Now this may remind you of accessibility overlays, and I should highlight that, you know, accessibility overlays have issues.
They include that some of the vendors of these overlays, they make false claims, so an overlay is a product that website owners can buy and install on their website.
Claims like that are very tricky because as we said before, we can only detect a very small subset of issues and anyone who claims that they can detect all accessibility issues is lying.
Something else that is a problem with overlays is that they don’t always work well. And sometimes they might make things worse as well, for people with disabilities.
So that is a thing to look out for.
I don’t think it’s a problem necessarily with automatically fixing issues per se. I think it’s a problem with how the specific overlay products have implemented and if it shows one thing, it is that this isn’t an easy thing to do because you do need to get it completely right for it to really, really make sense.
Something else to say about overlays is that they only fix
the websites that they’re installed on. So some of these overlay vendorsmay sell their product and charge per website, so the website owner will need to pay and not all websites will have these overlays.
So if you would install an accessibility overlay, you’re not really contributing to the larger problem of, you know, websites on the web at large, not just the ones that you want to fix, but all of the websites on the web. I think that scope is more interesting and that’s the scope we’re looking at today.
Another thing to say about overlays is that they often don’t work well with the DOM updates, which are done of course, by a single page applications.
So these are caveats and you can find these and more on a website called overlayfactsheets.com and on this website, a number of accessibility practitioners, including myself,

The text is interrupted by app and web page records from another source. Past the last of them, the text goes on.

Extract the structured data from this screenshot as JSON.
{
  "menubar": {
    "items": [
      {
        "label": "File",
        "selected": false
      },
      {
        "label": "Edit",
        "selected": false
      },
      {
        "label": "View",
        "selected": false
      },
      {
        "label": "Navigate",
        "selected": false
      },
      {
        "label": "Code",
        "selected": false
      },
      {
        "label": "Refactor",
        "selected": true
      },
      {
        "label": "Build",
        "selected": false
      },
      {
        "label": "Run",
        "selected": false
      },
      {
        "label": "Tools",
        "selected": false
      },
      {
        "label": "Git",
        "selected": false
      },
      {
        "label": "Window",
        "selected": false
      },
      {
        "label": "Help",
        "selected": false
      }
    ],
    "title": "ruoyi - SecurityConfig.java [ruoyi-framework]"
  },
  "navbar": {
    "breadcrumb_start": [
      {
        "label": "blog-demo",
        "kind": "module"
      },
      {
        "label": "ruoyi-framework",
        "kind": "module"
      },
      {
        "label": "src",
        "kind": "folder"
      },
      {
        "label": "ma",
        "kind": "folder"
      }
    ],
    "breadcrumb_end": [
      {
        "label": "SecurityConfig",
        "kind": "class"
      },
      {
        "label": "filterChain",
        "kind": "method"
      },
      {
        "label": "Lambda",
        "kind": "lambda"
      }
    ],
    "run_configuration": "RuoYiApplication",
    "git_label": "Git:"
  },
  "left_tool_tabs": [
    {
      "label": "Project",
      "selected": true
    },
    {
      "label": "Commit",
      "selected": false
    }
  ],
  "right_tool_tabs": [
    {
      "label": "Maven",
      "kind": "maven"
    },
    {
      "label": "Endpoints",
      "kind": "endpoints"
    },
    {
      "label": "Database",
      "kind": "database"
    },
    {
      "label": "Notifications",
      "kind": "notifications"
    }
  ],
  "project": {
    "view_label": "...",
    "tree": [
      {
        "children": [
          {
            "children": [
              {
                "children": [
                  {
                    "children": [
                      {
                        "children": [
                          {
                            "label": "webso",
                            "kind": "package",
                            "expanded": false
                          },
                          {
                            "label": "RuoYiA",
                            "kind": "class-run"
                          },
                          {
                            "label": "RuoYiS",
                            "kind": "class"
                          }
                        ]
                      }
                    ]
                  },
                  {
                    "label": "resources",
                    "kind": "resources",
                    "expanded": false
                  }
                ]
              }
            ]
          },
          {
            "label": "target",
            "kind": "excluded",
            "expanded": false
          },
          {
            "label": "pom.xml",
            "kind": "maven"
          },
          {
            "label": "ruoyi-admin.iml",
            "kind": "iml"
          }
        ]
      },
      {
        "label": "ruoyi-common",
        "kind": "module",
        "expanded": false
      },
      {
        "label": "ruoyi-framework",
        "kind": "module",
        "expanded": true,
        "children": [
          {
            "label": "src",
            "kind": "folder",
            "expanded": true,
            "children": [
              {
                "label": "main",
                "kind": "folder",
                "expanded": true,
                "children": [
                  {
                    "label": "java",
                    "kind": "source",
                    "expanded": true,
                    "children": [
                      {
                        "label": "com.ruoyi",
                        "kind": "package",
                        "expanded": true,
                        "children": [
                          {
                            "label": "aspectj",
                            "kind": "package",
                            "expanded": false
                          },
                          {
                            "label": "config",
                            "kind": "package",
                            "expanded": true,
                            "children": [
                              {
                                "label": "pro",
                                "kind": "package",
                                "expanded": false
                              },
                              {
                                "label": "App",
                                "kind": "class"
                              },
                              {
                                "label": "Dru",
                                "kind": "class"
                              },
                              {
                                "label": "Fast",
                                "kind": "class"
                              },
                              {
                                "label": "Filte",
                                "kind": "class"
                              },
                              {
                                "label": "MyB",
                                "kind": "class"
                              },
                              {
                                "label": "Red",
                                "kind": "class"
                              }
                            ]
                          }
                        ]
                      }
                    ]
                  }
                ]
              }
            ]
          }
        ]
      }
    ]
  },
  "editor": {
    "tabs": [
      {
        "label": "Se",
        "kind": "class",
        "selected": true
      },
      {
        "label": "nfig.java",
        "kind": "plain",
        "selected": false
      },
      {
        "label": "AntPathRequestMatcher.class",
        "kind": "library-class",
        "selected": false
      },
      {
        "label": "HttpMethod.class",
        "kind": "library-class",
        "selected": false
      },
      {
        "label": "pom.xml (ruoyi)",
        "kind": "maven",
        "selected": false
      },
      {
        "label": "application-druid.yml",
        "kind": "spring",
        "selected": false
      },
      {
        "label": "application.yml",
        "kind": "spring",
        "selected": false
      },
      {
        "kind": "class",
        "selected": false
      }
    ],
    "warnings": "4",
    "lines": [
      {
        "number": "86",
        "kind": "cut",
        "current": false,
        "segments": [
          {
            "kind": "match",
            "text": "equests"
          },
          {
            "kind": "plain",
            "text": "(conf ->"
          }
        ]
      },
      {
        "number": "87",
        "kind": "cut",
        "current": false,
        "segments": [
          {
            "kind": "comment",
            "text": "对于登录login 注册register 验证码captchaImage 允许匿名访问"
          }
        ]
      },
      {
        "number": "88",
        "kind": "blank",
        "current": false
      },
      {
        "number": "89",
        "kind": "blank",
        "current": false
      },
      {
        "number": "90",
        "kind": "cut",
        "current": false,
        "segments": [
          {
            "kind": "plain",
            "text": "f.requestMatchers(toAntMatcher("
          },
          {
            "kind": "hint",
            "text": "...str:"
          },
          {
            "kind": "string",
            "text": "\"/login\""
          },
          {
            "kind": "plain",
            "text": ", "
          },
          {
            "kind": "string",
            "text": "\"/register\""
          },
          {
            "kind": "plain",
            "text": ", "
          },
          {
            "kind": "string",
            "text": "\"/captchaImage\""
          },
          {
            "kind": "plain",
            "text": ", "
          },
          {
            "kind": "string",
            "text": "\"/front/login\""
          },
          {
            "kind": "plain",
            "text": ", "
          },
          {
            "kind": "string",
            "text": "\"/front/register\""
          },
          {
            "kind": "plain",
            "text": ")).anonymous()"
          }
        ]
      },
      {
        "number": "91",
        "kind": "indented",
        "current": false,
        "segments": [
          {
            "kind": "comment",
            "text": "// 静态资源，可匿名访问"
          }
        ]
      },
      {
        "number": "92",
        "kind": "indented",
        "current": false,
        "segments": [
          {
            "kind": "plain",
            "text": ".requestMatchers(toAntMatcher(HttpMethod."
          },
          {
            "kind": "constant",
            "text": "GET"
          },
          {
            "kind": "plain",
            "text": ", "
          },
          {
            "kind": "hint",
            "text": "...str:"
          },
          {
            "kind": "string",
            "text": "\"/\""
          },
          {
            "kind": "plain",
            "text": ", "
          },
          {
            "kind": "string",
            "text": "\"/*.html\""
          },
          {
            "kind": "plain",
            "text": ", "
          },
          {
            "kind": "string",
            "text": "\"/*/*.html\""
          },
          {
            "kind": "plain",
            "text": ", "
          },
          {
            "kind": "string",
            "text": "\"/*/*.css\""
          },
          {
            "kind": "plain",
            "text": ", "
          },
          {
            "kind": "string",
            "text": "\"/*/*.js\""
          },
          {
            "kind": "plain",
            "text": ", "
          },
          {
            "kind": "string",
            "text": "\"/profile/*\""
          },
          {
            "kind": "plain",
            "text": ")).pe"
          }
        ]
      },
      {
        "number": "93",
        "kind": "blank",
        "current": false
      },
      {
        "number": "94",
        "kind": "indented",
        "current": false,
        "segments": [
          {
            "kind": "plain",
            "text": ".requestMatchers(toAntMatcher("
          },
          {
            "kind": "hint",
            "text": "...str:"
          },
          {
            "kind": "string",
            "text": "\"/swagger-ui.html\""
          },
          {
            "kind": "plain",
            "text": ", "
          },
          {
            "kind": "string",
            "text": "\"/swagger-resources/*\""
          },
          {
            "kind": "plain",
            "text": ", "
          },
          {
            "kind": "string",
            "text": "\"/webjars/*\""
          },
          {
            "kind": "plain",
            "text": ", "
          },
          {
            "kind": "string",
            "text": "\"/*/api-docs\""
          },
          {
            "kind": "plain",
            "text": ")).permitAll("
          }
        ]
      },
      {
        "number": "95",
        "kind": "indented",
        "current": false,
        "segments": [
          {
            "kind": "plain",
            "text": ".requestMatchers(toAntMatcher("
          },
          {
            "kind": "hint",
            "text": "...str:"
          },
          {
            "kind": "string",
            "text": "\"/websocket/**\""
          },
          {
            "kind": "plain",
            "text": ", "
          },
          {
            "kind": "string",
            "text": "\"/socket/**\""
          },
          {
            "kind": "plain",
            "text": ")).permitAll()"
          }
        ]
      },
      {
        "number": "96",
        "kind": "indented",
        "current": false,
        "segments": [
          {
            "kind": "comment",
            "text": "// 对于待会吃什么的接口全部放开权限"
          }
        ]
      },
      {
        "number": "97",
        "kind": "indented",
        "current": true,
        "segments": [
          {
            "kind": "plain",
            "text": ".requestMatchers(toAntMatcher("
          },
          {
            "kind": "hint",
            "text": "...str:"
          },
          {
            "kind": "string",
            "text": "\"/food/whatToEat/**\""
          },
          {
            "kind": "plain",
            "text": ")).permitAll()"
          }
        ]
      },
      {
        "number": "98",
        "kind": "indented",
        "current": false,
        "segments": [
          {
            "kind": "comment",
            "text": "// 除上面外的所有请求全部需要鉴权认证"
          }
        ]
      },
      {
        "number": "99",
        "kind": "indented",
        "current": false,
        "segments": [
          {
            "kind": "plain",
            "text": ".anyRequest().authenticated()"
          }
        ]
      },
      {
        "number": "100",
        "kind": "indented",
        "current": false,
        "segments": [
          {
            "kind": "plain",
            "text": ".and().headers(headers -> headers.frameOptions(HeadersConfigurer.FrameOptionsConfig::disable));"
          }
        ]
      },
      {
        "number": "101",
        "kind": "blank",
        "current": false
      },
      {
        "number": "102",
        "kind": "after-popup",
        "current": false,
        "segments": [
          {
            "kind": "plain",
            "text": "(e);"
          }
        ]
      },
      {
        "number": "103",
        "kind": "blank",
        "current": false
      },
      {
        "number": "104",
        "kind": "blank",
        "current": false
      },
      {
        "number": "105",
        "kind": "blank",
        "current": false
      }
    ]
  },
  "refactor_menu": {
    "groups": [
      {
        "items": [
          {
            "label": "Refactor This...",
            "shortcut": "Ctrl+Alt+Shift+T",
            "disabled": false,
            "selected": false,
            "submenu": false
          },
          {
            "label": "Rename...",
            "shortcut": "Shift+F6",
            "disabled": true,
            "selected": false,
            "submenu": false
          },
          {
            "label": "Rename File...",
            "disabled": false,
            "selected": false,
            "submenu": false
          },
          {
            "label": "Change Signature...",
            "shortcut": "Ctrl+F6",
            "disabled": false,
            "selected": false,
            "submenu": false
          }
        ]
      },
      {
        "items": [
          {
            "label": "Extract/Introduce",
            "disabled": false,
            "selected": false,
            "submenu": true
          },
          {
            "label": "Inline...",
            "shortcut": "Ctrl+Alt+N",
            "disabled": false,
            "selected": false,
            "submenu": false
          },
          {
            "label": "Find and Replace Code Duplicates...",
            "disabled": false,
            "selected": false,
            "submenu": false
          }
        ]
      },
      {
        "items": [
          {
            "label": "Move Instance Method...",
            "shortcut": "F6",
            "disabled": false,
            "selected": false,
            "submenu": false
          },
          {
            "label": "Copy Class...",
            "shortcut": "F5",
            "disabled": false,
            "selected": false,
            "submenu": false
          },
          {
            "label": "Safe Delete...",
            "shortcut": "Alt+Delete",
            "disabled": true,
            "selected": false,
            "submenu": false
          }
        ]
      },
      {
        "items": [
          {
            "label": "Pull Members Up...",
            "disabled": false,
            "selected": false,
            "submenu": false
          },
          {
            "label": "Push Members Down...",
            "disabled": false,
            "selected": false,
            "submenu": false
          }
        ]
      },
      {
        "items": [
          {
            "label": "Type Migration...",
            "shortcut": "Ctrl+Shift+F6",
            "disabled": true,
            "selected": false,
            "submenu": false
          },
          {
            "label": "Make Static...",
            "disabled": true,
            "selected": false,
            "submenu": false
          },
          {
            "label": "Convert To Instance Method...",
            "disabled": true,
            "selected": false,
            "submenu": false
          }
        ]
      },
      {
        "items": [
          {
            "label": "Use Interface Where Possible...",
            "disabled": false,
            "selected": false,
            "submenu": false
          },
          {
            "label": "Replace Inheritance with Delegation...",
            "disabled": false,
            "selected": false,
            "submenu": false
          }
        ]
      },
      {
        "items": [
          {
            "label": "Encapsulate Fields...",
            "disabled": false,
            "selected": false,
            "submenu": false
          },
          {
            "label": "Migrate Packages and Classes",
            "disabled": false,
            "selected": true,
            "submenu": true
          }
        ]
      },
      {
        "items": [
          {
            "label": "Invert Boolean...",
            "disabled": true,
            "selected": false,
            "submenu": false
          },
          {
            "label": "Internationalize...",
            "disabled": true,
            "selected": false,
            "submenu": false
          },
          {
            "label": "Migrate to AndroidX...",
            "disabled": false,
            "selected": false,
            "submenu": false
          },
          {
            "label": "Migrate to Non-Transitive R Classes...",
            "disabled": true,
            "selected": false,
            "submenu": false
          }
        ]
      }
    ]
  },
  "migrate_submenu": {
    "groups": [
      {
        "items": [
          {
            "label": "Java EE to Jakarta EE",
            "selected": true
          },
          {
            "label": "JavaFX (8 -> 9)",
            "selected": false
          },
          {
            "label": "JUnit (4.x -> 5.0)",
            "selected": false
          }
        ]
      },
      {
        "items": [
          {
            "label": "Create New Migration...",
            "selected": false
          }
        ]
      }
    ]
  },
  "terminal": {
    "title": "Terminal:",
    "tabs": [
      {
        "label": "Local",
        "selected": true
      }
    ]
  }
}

have signed this manifesto where we say, you know, accessibility overlays have issues and, you know, please don’t use them.